Exercise material:
Segment Open

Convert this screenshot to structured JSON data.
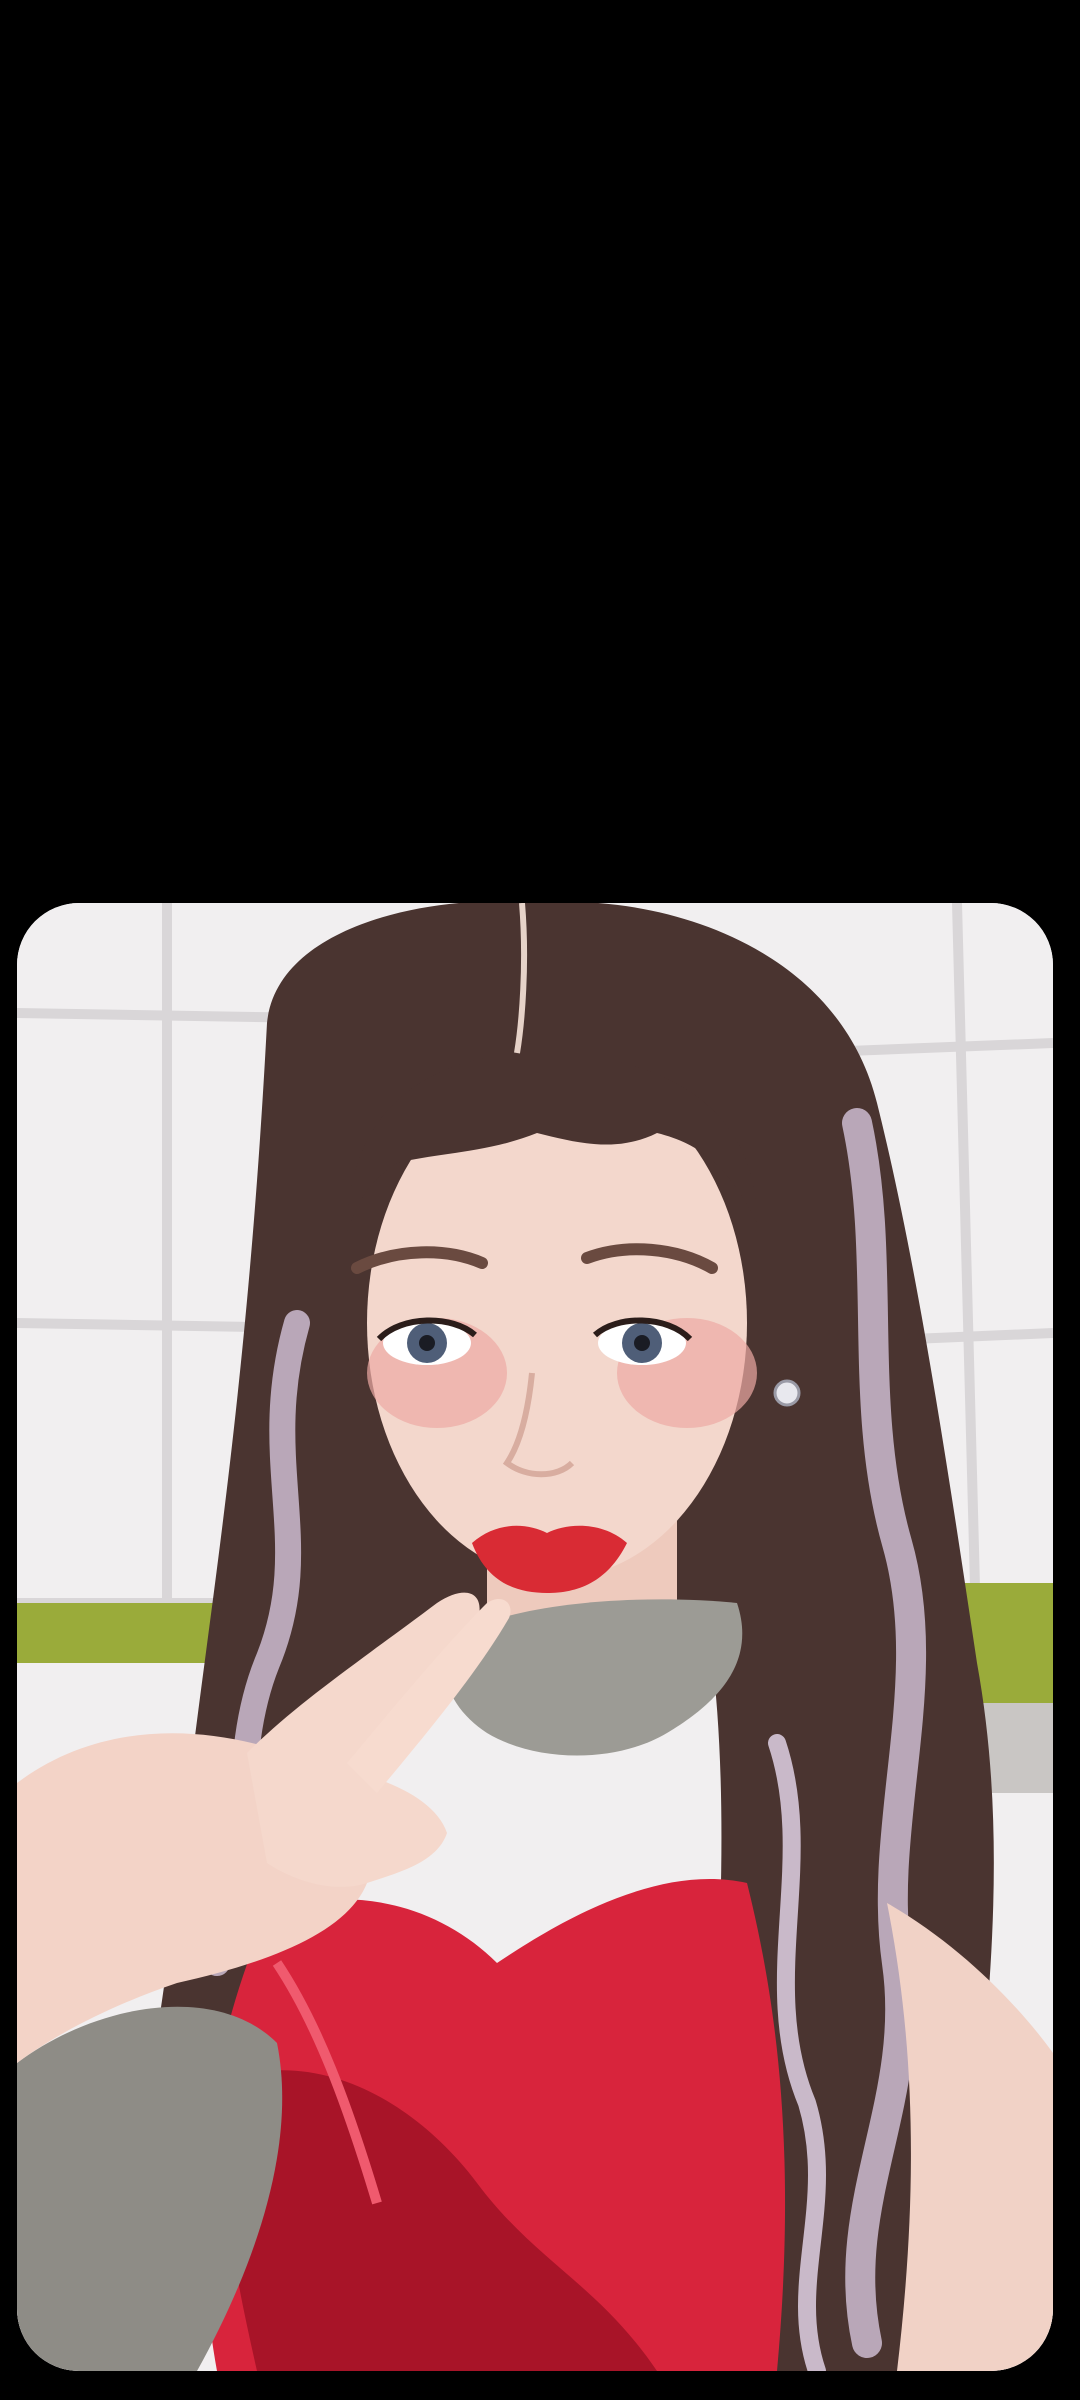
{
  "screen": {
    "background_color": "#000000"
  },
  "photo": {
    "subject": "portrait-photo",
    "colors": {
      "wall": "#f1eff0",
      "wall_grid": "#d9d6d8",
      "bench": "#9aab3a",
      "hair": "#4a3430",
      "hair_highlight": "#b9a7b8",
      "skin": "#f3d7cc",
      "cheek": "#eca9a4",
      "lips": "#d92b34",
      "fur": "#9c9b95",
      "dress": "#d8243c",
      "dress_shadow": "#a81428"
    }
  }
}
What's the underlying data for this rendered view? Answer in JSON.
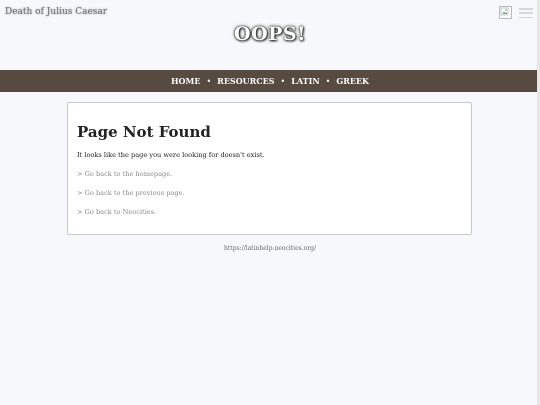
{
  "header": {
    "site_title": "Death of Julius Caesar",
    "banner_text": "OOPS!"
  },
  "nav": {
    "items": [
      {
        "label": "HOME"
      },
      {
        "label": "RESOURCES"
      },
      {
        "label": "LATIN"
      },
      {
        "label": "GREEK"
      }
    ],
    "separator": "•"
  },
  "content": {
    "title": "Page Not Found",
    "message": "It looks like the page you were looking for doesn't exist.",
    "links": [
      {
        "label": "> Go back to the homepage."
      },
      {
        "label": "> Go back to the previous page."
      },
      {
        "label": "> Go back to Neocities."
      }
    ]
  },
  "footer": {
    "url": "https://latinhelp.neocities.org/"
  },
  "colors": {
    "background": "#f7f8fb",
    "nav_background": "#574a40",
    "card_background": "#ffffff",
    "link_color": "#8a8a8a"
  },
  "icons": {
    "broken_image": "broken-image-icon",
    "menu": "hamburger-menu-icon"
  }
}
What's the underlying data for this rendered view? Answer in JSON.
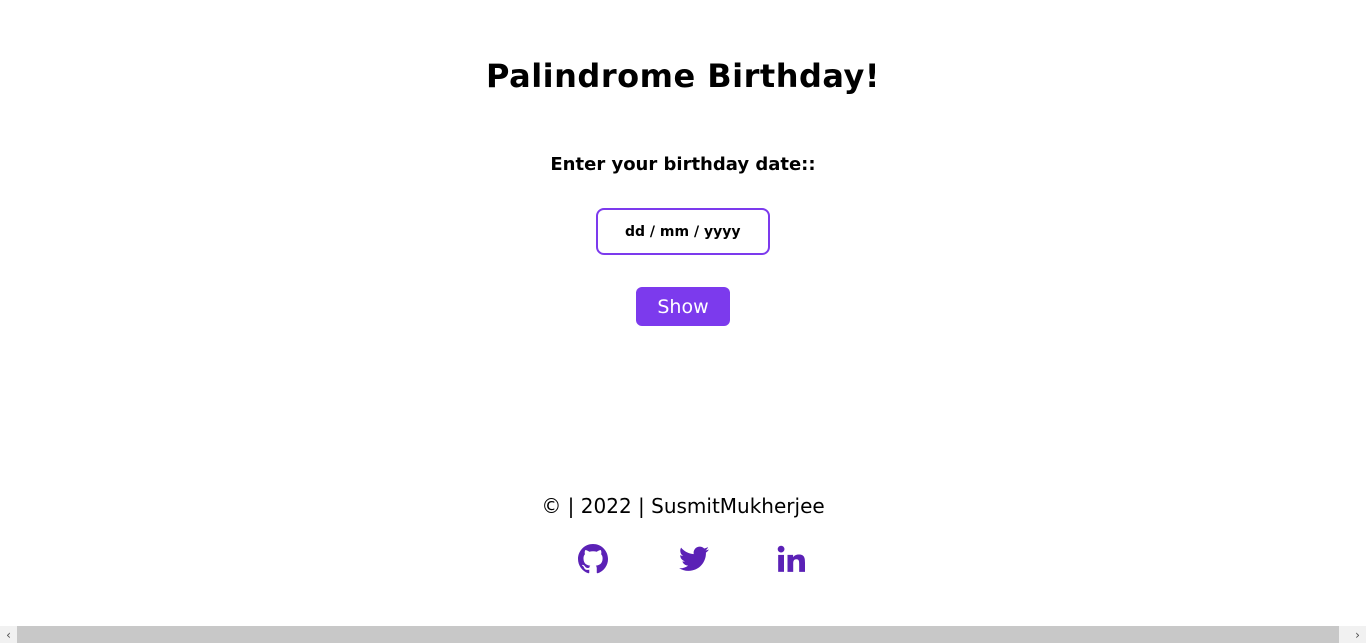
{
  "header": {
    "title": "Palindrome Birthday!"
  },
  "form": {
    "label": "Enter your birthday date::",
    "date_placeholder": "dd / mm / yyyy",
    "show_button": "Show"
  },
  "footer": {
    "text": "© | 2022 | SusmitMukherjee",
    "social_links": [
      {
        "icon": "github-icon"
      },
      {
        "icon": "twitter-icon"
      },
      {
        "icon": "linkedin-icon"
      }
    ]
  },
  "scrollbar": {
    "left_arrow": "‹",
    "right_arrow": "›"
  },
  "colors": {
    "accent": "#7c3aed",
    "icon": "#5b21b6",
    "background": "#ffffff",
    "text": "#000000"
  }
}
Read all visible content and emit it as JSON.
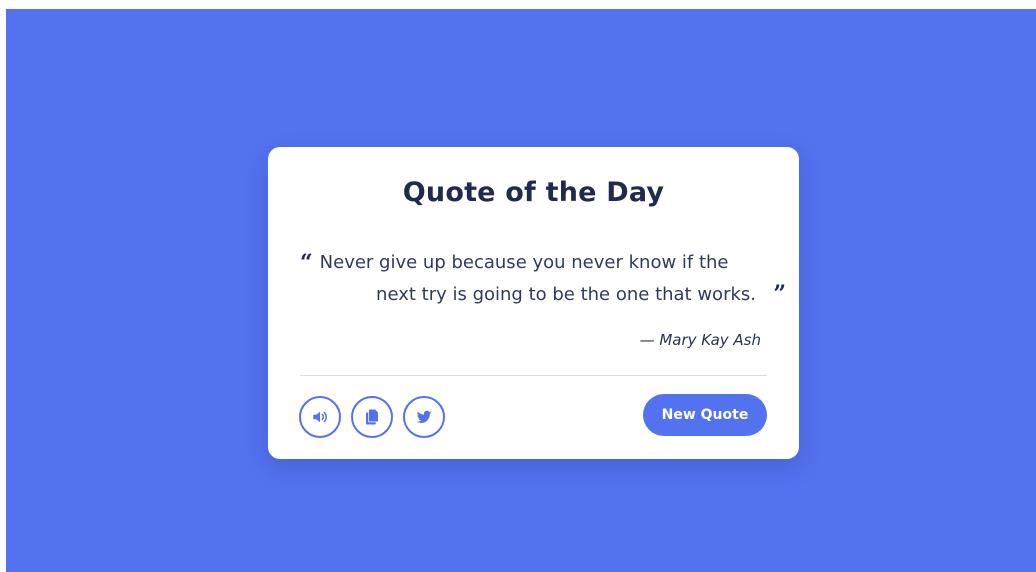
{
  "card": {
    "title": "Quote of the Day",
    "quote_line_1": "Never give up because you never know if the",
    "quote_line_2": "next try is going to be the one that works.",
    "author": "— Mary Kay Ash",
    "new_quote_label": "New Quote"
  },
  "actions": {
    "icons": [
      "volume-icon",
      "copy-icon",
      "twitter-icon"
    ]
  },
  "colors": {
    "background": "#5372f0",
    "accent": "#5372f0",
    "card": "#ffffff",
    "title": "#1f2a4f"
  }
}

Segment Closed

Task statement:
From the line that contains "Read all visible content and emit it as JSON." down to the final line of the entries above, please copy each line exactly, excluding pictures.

Exercise answer:
Read all visible content and emit it as JSON.
{
  "card": {
    "title": "Quote of the Day",
    "quote_line_1": "Never give up because you never know if the",
    "quote_line_2": "next try is going to be the one that works.",
    "author": "— Mary Kay Ash",
    "new_quote_label": "New Quote"
  },
  "actions": {
    "icons": [
      "volume-icon",
      "copy-icon",
      "twitter-icon"
    ]
  },
  "colors": {
    "background": "#5372f0",
    "accent": "#5372f0",
    "card": "#ffffff",
    "title": "#1f2a4f"
  }
}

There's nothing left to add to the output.